State-owned United Grain Company said Tuesday that it agreed with privately held Dalport to invest up to 5 billion rubles ($160 million) to build a grain terminal on the Pacific coast.
Under their memorandum of understanding, the terminal at the Vostochny port, near Nakhodka, will export up to 5 million tons of grain. They plan to start construction next year and complete the work by 2014.
"We see the potential of the Siberian and Far East federal districts to increase production and export of quality Russian grain," United Grain's chief executive Sergei Lyovin said in a statement. "But the existing infrastructure to handle grain in the Far East doesn't meet either the capacity of Russian growers or the demand of the dynamically developing Asian markets."
In order to increase eastbound exports, Russia also needs to build new silos and purchase grain ships, he said.
Southeast Asian countries are among "priority destinations" for the company to increase its exports, the company said recently.

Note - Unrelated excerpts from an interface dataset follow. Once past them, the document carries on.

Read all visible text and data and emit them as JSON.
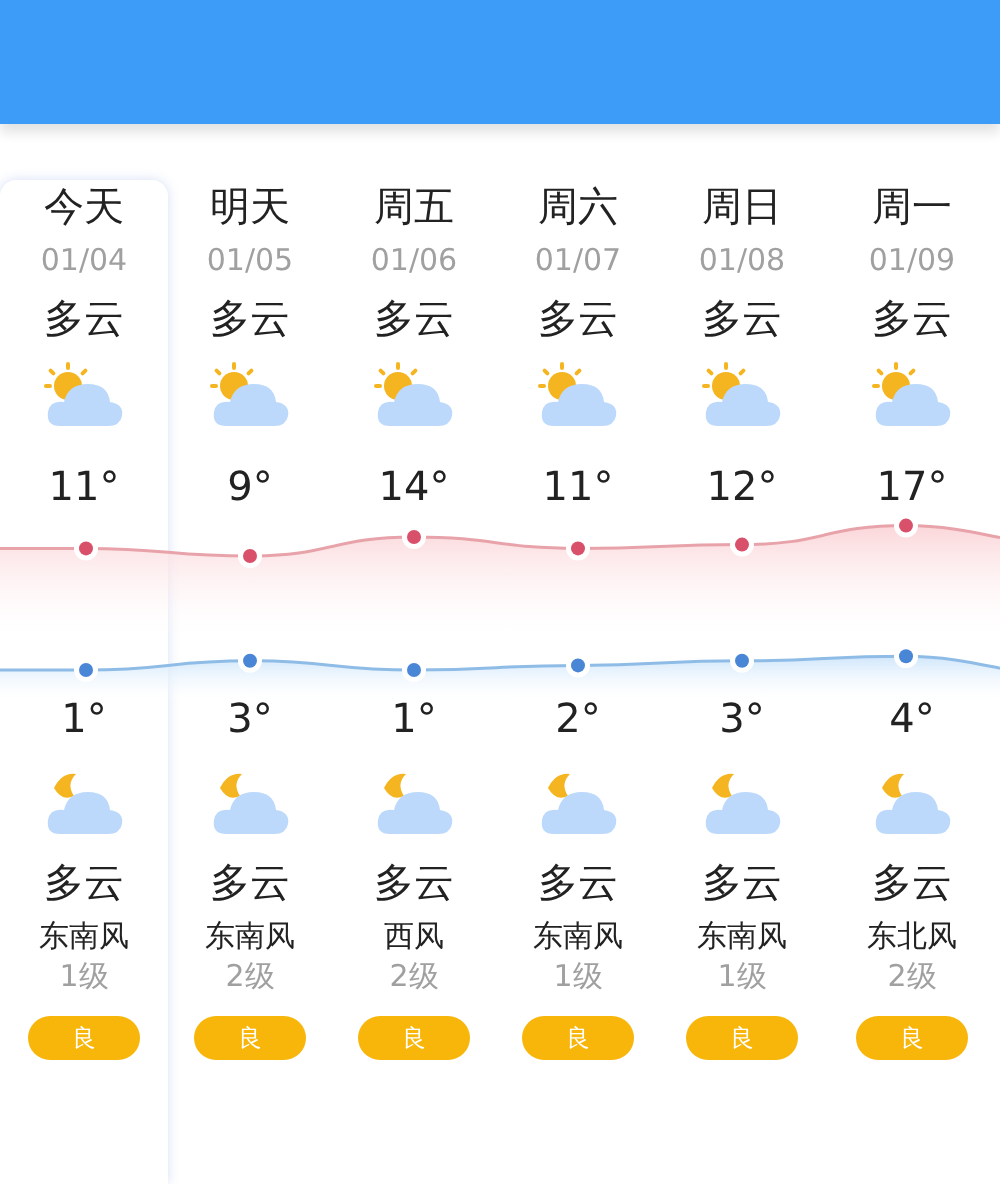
{
  "days": [
    {
      "name": "今天",
      "date": "01/04",
      "day_condition": "多云",
      "high": "11°",
      "low": "1°",
      "night_condition": "多云",
      "wind": "东南风",
      "wind_level": "1级",
      "aqi": "良",
      "selected": true
    },
    {
      "name": "明天",
      "date": "01/05",
      "day_condition": "多云",
      "high": "9°",
      "low": "3°",
      "night_condition": "多云",
      "wind": "东南风",
      "wind_level": "2级",
      "aqi": "良",
      "selected": false
    },
    {
      "name": "周五",
      "date": "01/06",
      "day_condition": "多云",
      "high": "14°",
      "low": "1°",
      "night_condition": "多云",
      "wind": "西风",
      "wind_level": "2级",
      "aqi": "良",
      "selected": false
    },
    {
      "name": "周六",
      "date": "01/07",
      "day_condition": "多云",
      "high": "11°",
      "low": "2°",
      "night_condition": "多云",
      "wind": "东南风",
      "wind_level": "1级",
      "aqi": "良",
      "selected": false
    },
    {
      "name": "周日",
      "date": "01/08",
      "day_condition": "多云",
      "high": "12°",
      "low": "3°",
      "night_condition": "多云",
      "wind": "东南风",
      "wind_level": "1级",
      "aqi": "良",
      "selected": false
    },
    {
      "name": "周一",
      "date": "01/09",
      "day_condition": "多云",
      "high": "17°",
      "low": "4°",
      "night_condition": "多云",
      "wind": "东北风",
      "wind_level": "2级",
      "aqi": "良",
      "selected": false
    }
  ]
}
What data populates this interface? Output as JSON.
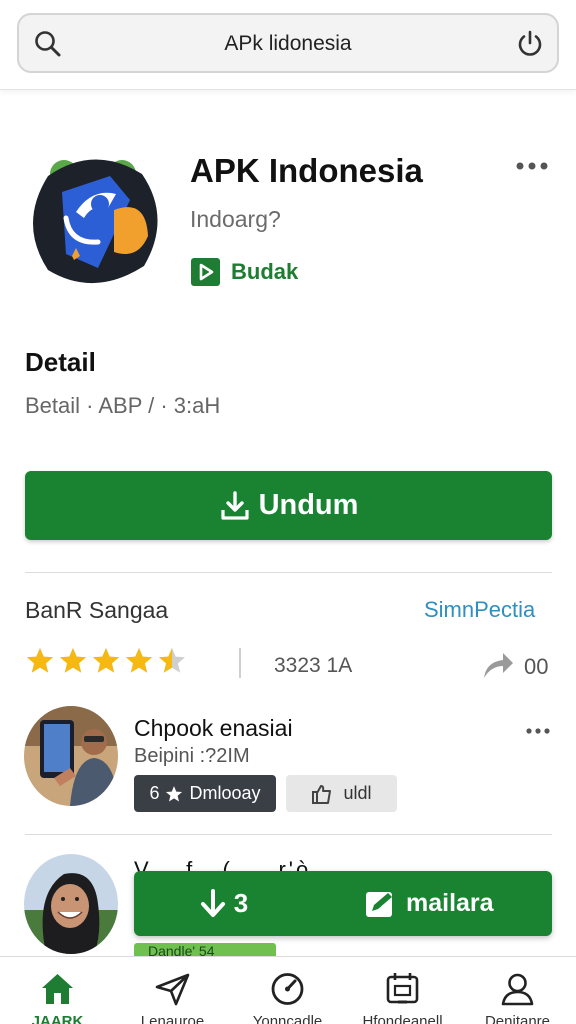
{
  "search": {
    "query": "APk lidonesia"
  },
  "app": {
    "title": "APK Indonesia",
    "subtitle": "Indoarg?",
    "badge_label": "Budak"
  },
  "detail": {
    "title": "Detail",
    "meta": "Betail · ABP  / · 3:aH"
  },
  "install": {
    "label": "Undum"
  },
  "reviews": {
    "title": "BanR Sangaa",
    "link": "SimnPectia",
    "rating": 4.5,
    "rating_max": 5,
    "count": "3323 1A",
    "share_count": "00"
  },
  "comments": [
    {
      "name": "Chpook enasiai",
      "meta": "Beipini :?2IM",
      "chip_dark_prefix": "6",
      "chip_dark_label": "Dmlooay",
      "chip_light_label": "uldl"
    },
    {
      "name": "V... f.. ( ... r'ò",
      "tag": "Dandle' 54"
    }
  ],
  "float_bar": {
    "left_label": "3",
    "right_label": "mailara"
  },
  "nav": {
    "items": [
      {
        "label": "JAARK",
        "icon": "home-icon"
      },
      {
        "label": "Lenauroe",
        "icon": "send-icon"
      },
      {
        "label": "Yonncadle",
        "icon": "gauge-icon"
      },
      {
        "label": "Hfondeanell",
        "icon": "calendar-icon"
      },
      {
        "label": "Denitanre",
        "icon": "person-icon"
      }
    ]
  },
  "colors": {
    "accent": "#198332",
    "star": "#f6b813",
    "link": "#2f8fbf"
  }
}
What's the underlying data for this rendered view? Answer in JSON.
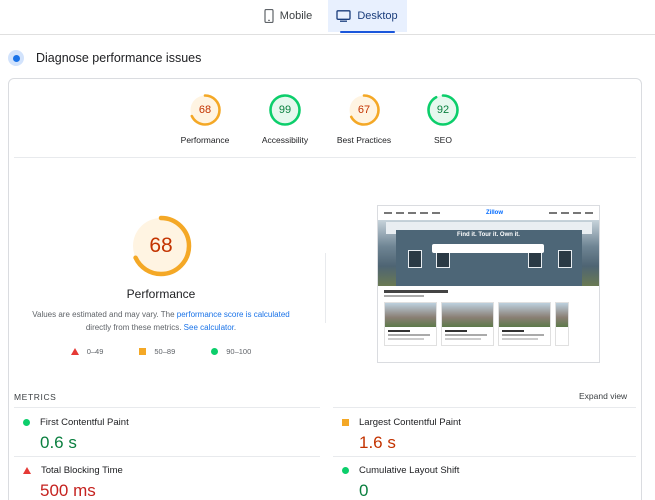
{
  "tabs": [
    {
      "label": "Mobile",
      "icon": "phone-icon",
      "active": false
    },
    {
      "label": "Desktop",
      "icon": "monitor-icon",
      "active": true
    }
  ],
  "diagnose": {
    "title": "Diagnose performance issues"
  },
  "categories": [
    {
      "label": "Performance",
      "score": "68",
      "level": 0.68,
      "color": "#f4a826",
      "text_color": "#c33300"
    },
    {
      "label": "Accessibility",
      "score": "99",
      "level": 0.99,
      "color": "#0cce6b",
      "text_color": "#0a7f3f"
    },
    {
      "label": "Best Practices",
      "score": "67",
      "level": 0.67,
      "color": "#f4a826",
      "text_color": "#c33300"
    },
    {
      "label": "SEO",
      "score": "92",
      "level": 0.92,
      "color": "#0cce6b",
      "text_color": "#0a7f3f"
    }
  ],
  "performance": {
    "score": "68",
    "level": 0.68,
    "title": "Performance",
    "desc_pre": "Values are estimated and may vary. The ",
    "desc_link1": "performance score is calculated",
    "desc_mid": " directly from these metrics. ",
    "desc_link2": "See calculator",
    "desc_end": "."
  },
  "legend": [
    {
      "shape": "triangle",
      "label": "0–49",
      "color": "#e53935"
    },
    {
      "shape": "square",
      "label": "50–89",
      "color": "#f4a826"
    },
    {
      "shape": "circle",
      "label": "90–100",
      "color": "#0cce6b"
    }
  ],
  "screenshot": {
    "logo": "Zillow",
    "hero_text": "Find it. Tour it. Own it."
  },
  "metrics": {
    "label": "METRICS",
    "expand_label": "Expand view",
    "items": [
      {
        "name": "First Contentful Paint",
        "value": "0.6 s",
        "rating": "good",
        "color": "#0a7f3f"
      },
      {
        "name": "Largest Contentful Paint",
        "value": "1.6 s",
        "rating": "average",
        "color": "#c33300"
      },
      {
        "name": "Total Blocking Time",
        "value": "500 ms",
        "rating": "poor",
        "color": "#c5221f"
      },
      {
        "name": "Cumulative Layout Shift",
        "value": "0",
        "rating": "good",
        "color": "#0a7f3f"
      }
    ]
  },
  "colors": {
    "accent": "#1a73e8",
    "good": "#0cce6b",
    "average": "#f4a826",
    "poor": "#e53935"
  }
}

Russia's grain exports may reach at least 40 million metric tons by 2020, it said.
The company aims to raise cereal exports to 16 million tons in 2015.
United Grain plans six grain silos in Siberia with a total capacity of 1.5 million to 1.8 million tons a year, Aram Gukasyan, the company's deputy chief, said in the earlier statement.

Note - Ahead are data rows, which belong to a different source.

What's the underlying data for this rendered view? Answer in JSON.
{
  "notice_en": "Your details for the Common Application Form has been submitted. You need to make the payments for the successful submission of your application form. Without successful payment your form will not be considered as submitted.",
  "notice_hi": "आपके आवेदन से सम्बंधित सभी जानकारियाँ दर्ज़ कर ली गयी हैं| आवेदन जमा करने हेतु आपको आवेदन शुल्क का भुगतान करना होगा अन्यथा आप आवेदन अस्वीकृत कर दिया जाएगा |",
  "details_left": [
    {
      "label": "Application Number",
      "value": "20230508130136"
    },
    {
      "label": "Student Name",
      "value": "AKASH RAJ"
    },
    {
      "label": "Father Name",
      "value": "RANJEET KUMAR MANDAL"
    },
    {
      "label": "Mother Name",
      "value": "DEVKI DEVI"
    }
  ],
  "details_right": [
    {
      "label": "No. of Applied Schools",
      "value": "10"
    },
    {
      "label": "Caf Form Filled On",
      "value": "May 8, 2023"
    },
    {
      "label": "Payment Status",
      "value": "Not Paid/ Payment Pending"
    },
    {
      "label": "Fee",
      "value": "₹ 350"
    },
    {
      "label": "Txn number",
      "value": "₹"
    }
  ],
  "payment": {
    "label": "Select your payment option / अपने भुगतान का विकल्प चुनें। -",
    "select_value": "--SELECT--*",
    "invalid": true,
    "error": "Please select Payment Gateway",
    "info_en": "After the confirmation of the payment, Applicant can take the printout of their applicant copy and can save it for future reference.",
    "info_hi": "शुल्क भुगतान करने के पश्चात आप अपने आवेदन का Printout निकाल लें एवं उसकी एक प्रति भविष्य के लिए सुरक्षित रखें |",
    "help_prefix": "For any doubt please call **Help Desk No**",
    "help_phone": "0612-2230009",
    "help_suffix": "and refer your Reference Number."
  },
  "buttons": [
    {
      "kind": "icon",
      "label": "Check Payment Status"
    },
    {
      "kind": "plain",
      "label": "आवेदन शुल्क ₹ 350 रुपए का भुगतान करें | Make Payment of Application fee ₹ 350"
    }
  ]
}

The government created United Grain in March 2009 to increase exports and regulate the domestic market through purchases and sales. Russia now plans to sell a stake in United Grain to private investors and might eventually give up all ownership of the company.

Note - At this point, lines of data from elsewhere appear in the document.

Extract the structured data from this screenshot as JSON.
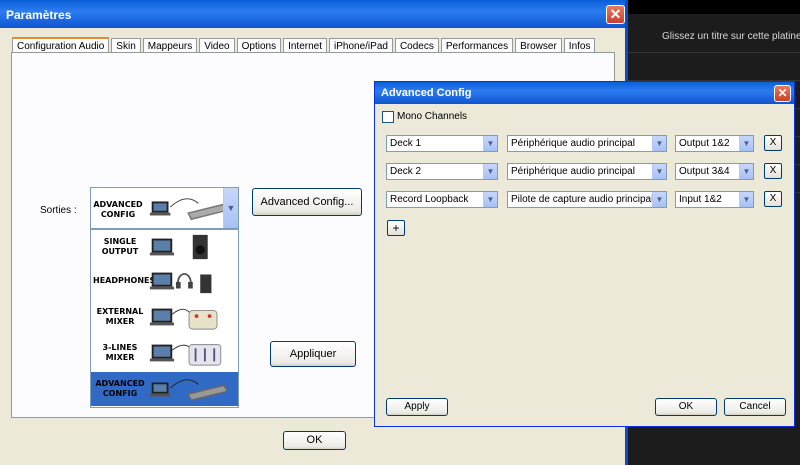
{
  "background_app": {
    "hint_text": "Glissez un titre sur cette platine p"
  },
  "parametres": {
    "title": "Paramètres",
    "tabs": [
      "Configuration Audio",
      "Skin",
      "Mappeurs",
      "Video",
      "Options",
      "Internet",
      "iPhone/iPad",
      "Codecs",
      "Performances",
      "Browser",
      "Infos"
    ],
    "sorties_label": "Sorties :",
    "selected_output": {
      "line1": "ADVANCED",
      "line2": "CONFIG"
    },
    "output_options": [
      {
        "line1": "SINGLE",
        "line2": "OUTPUT"
      },
      {
        "line1": "HEADPHONES",
        "line2": ""
      },
      {
        "line1": "EXTERNAL",
        "line2": "MIXER"
      },
      {
        "line1": "3-LINES",
        "line2": "MIXER"
      },
      {
        "line1": "ADVANCED",
        "line2": "CONFIG"
      }
    ],
    "advanced_config_button": "Advanced Config...",
    "appliquer_button": "Appliquer",
    "ok_button": "OK"
  },
  "advanced_config": {
    "title": "Advanced Config",
    "mono_channels_label": "Mono Channels",
    "mono_channels_checked": false,
    "rows": [
      {
        "deck": "Deck 1",
        "device": "Périphérique audio principal",
        "output": "Output 1&2",
        "remove": "X"
      },
      {
        "deck": "Deck 2",
        "device": "Périphérique audio principal",
        "output": "Output 3&4",
        "remove": "X"
      },
      {
        "deck": "Record Loopback",
        "device": "Pilote de capture audio principal",
        "output": "Input 1&2",
        "remove": "X"
      }
    ],
    "add_button": "+",
    "apply_button": "Apply",
    "ok_button": "OK",
    "cancel_button": "Cancel"
  },
  "colors": {
    "titlebar_blue": "#0a5fd8",
    "selection_blue": "#316ac5",
    "dialog_face": "#ece9d8"
  }
}
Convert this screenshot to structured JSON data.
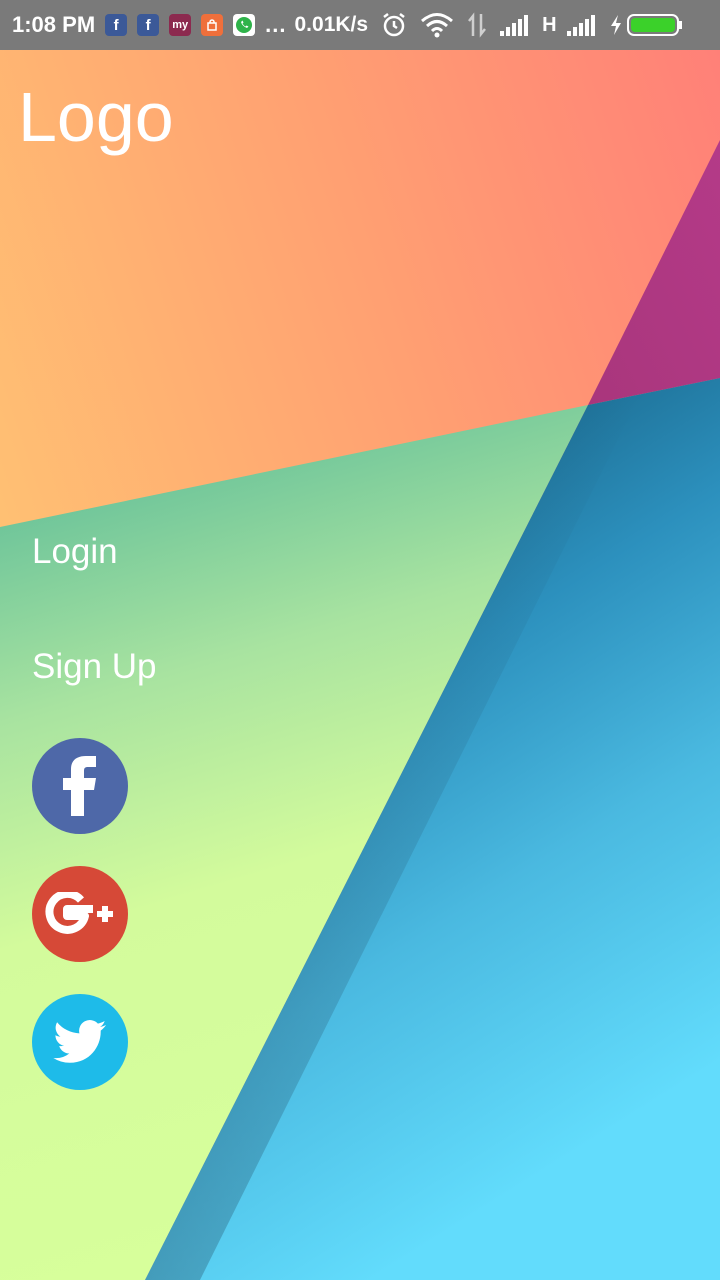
{
  "status_bar": {
    "time": "1:08 PM",
    "more": "...",
    "net_speed": "0.01K/s",
    "network_type": "H",
    "icons": [
      "facebook-notification-icon",
      "facebook-notification-icon",
      "myntra-notification-icon",
      "shopping-bag-notification-icon",
      "whatsapp-notification-icon",
      "alarm-icon",
      "wifi-icon",
      "data-transfer-icon",
      "signal-icon",
      "signal-icon",
      "charging-icon",
      "battery-icon"
    ]
  },
  "header": {
    "logo": "Logo"
  },
  "menu": {
    "login": "Login",
    "signup": "Sign Up"
  },
  "social": {
    "buttons": [
      "facebook-icon",
      "google-plus-icon",
      "twitter-icon"
    ],
    "colors": {
      "facebook": "#4e68a8",
      "google_plus": "#d64937",
      "twitter": "#1ebbe9"
    }
  }
}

President Dmitry Medvedev signed a decree on Nov. 7, which was published in the government's Rossiiskaya Gazeta, to sell a stake of 50 percent minus one share within six months of that date.
The government may relinquish all ownership of United Grain by 2017 under its privatization program, company spokesman Viktor Krupenin said, Bloomberg reported.